The new US administration has not yet decided what to do about the 2015 Iran nuclear deal, the head of the UN atomic watchdog said Monday following talks in Washington.
“The new administration of the United States just started and they are looking at this issue,” International Atomic Energy Agency chief Yukiya Amano said.
They are looking “not only at that issue but also at many other issues. So it is very early for them to give their assessment,” he told a news conference.
Amano held talks on Thursday with US Secretary of State Rex Tillerson and other senior officials in Washington for the first time since Donald Trump became president in January.
During his meeting with Tillerson, Amano told reporters on Monday that he emphasized the benefits of the nuclear agreement, and expressed confidence his message was heard by US officials.
He further assured Tillerson that thanks to the 2015 agreement, the IAEA now has the “strongest verification” tools to monitor Tehran’s atomic activities and that “the nuclear activities of Iran are reduced.”
Amano told reporters Monday that he is confident of “very good cooperation” with the United States on Iran.
Trump said while campaigning for the presidency that he wanted to “dismantle” the July 2015 nuclear deal between Iran and six major powers including the United States.
The agreement saw Iran scale down substantially its nuclear activities and submit to ultra-close IAEA inspections in exchange for relief from painful sanctions.
The accord extends the “breakout time” needed for Iran to accumulate enough fissile material for a bomb to at least a year, giving the international community time to react, proponents say.
Iran has always denied wanting nuclear weapons, saying its activities are purely peaceful. Amano said Monday the deal was a “net gain from a verification point of view”.
Regardless of Trump’s barbs on the campaign trail, none of the five other major powers to the deal — Britain, China, France, Russia and Germany — want to end the agreement.

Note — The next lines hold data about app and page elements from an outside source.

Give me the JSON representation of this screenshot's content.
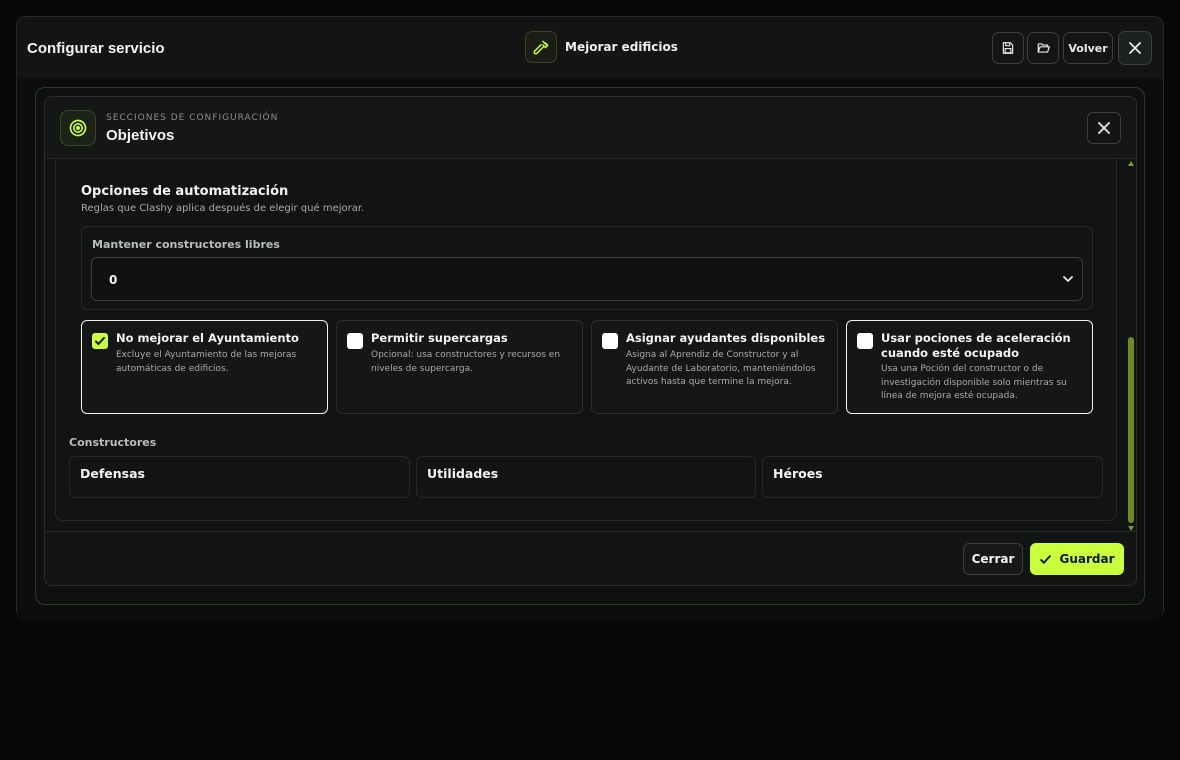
{
  "window": {
    "title": "Configurar servicio",
    "service_name": "Mejorar edificios",
    "back_label": "Volver"
  },
  "modal": {
    "kicker": "SECCIONES DE CONFIGURACIÓN",
    "title": "Objetivos"
  },
  "automation": {
    "title": "Opciones de automatización",
    "description": "Reglas que Clashy aplica después de elegir qué mejorar.",
    "keep_builders_label": "Mantener constructores libres",
    "keep_builders_value": "0"
  },
  "options": [
    {
      "title": "No mejorar el Ayuntamiento",
      "description": "Excluye el Ayuntamiento de las mejoras automáticas de edificios.",
      "checked": true
    },
    {
      "title": "Permitir supercargas",
      "description": "Opcional: usa constructores y recursos en niveles de supercarga.",
      "checked": false
    },
    {
      "title": "Asignar ayudantes disponibles",
      "description": "Asigna al Aprendiz de Constructor y al Ayudante de Laboratorio, manteniéndolos activos hasta que termine la mejora.",
      "checked": false
    },
    {
      "title": "Usar pociones de aceleración cuando esté ocupado",
      "description": "Usa una Poción del constructor o de investigación disponible solo mientras su línea de mejora esté ocupada.",
      "checked": false
    }
  ],
  "builders": {
    "label": "Constructores",
    "cards": [
      "Defensas",
      "Utilidades",
      "Héroes"
    ]
  },
  "footer": {
    "close_label": "Cerrar",
    "save_label": "Guardar"
  },
  "colors": {
    "accent": "#c9ff3d",
    "background": "#070807",
    "panel": "#111412"
  }
}
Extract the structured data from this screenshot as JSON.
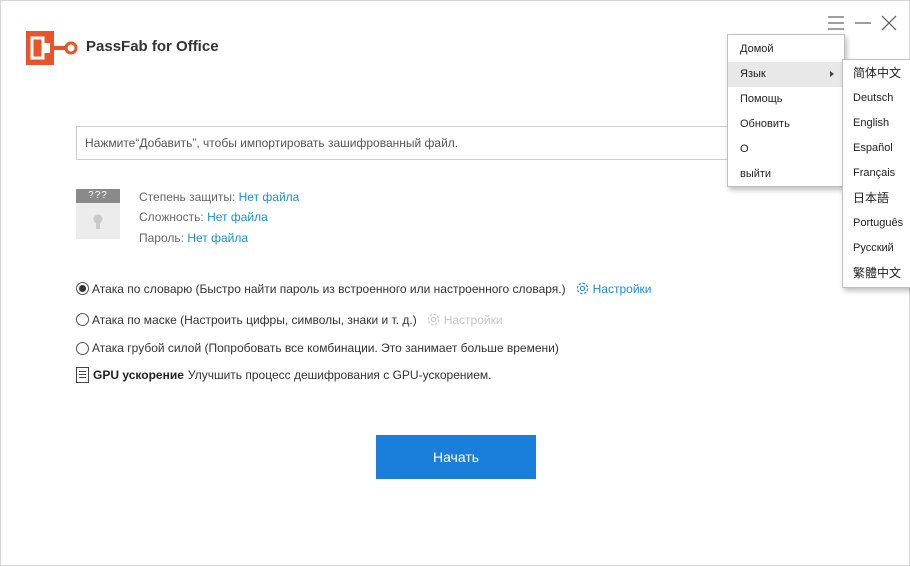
{
  "app": {
    "title": "PassFab for Office",
    "brand_color": "#e8532b",
    "accent_color": "#1a7fdb"
  },
  "window_controls": [
    "menu-icon",
    "minimize-icon",
    "close-icon"
  ],
  "file": {
    "placeholder": "Нажмите“Добавить”, чтобы импортировать зашифрованный файл.",
    "value": ""
  },
  "file_info": {
    "thumb_label": "???",
    "rows": [
      {
        "label": "Степень защиты:",
        "value": "Нет файла"
      },
      {
        "label": "Сложность:",
        "value": "Нет файла"
      },
      {
        "label": "Пароль:",
        "value": "Нет файла"
      }
    ]
  },
  "attacks": [
    {
      "label": "Атака по словарю (Быстро найти пароль из встроенного или настроенного словаря.)",
      "selected": true,
      "settings_label": "Настройки",
      "settings_enabled": true
    },
    {
      "label": "Атака по маске (Настроить цифры, символы, знаки и т. д.)",
      "selected": false,
      "settings_label": "Настройки",
      "settings_enabled": false
    },
    {
      "label": "Атака грубой силой (Попробовать все комбинации. Это занимает больше времени)",
      "selected": false
    }
  ],
  "gpu": {
    "title": "GPU ускорение",
    "description": "Улучшить процесс дешифрования с GPU-ускорением."
  },
  "start_button": "Начать",
  "main_menu": {
    "items": [
      "Домой",
      "Язык",
      "Помощь",
      "Обновить",
      "О",
      "выйти"
    ],
    "highlighted": "Язык"
  },
  "language_menu": {
    "items": [
      "简体中文",
      "Deutsch",
      "English",
      "Español",
      "Français",
      "日本語",
      "Português",
      "Русский",
      "繁體中文"
    ]
  }
}
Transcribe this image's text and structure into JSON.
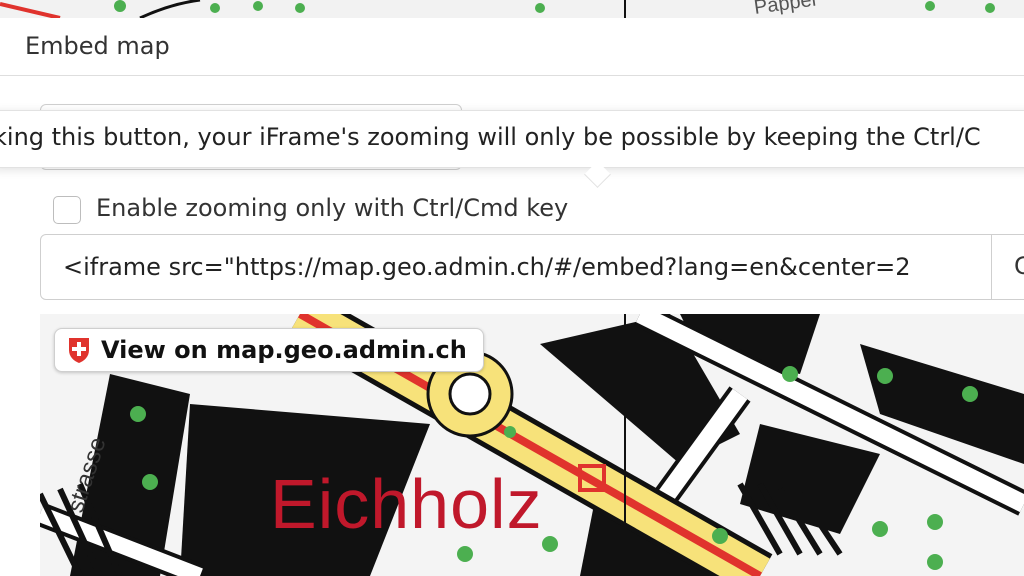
{
  "modal": {
    "title": "Embed map"
  },
  "tooltip": {
    "text": "king this button, your iFrame's zooming will only be possible by keeping the Ctrl/C"
  },
  "zoom_option": {
    "label": "Enable zooming only with Ctrl/Cmd key",
    "checked": false
  },
  "embed_code": {
    "value": "<iframe src=\"https://map.geo.admin.ch/#/embed?lang=en&center=2",
    "copy_label": "C"
  },
  "preview": {
    "view_on_label": "View on map.geo.admin.ch",
    "place_label": "Eichholz",
    "street_label": "strasse",
    "icon": "swiss-cross-shield-icon"
  },
  "background_map": {
    "partial_label": "Pappel"
  },
  "colors": {
    "accent_red": "#c0182b",
    "road_yellow": "#f7e27a",
    "road_red": "#e0332d",
    "tree_green": "#4caf50"
  }
}
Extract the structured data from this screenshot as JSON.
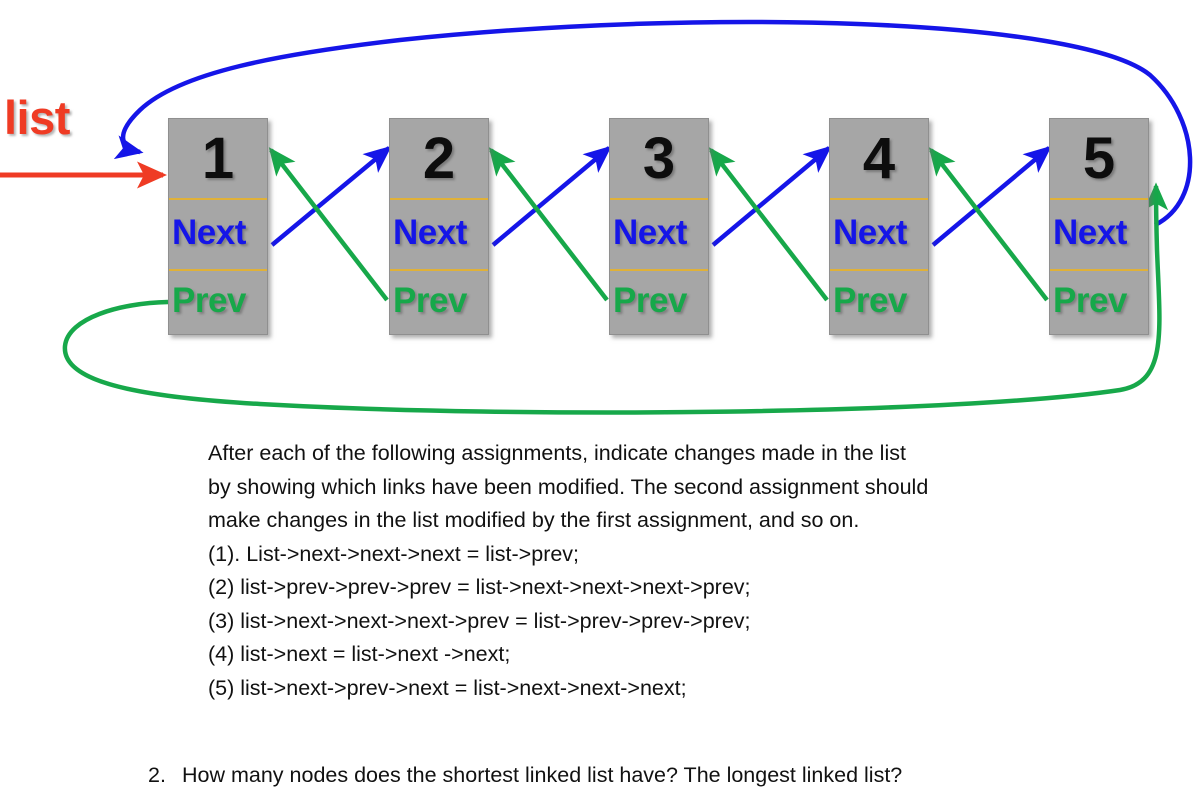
{
  "diagram": {
    "pointer_label": "list",
    "pointer_color": "#ef3b24",
    "next_color": "#1515e8",
    "prev_color": "#17a84a",
    "node_fill": "#a6a6a6",
    "divider_color": "#e0b138",
    "nodes": [
      {
        "value": "1",
        "next_label": "Next",
        "prev_label": "Prev"
      },
      {
        "value": "2",
        "next_label": "Next",
        "prev_label": "Prev"
      },
      {
        "value": "3",
        "next_label": "Next",
        "prev_label": "Prev"
      },
      {
        "value": "4",
        "next_label": "Next",
        "prev_label": "Prev"
      },
      {
        "value": "5",
        "next_label": "Next",
        "prev_label": "Prev"
      }
    ]
  },
  "prose": {
    "paragraph_line_1": "After each of the following assignments, indicate changes made in the list",
    "paragraph_line_2": "by showing which links have been modified. The second assignment should",
    "paragraph_line_3": "make changes in the list modified by the first assignment, and so on.",
    "assignments": [
      "(1). List->next->next->next = list->prev;",
      "(2)  list->prev->prev->prev = list->next->next->next->prev;",
      "(3)  list->next->next->next->prev = list->prev->prev->prev;",
      "(4)  list->next = list->next ->next;",
      "(5)  list->next->prev->next = list->next->next->next;"
    ]
  },
  "question": {
    "number": "2.",
    "text": "How many nodes does the shortest linked list have? The longest linked list?"
  }
}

The IAEA has said that Iran has complied with the accord’s conditions since it formally came into force in January 2016.
Times of Israel staff contributed to this report.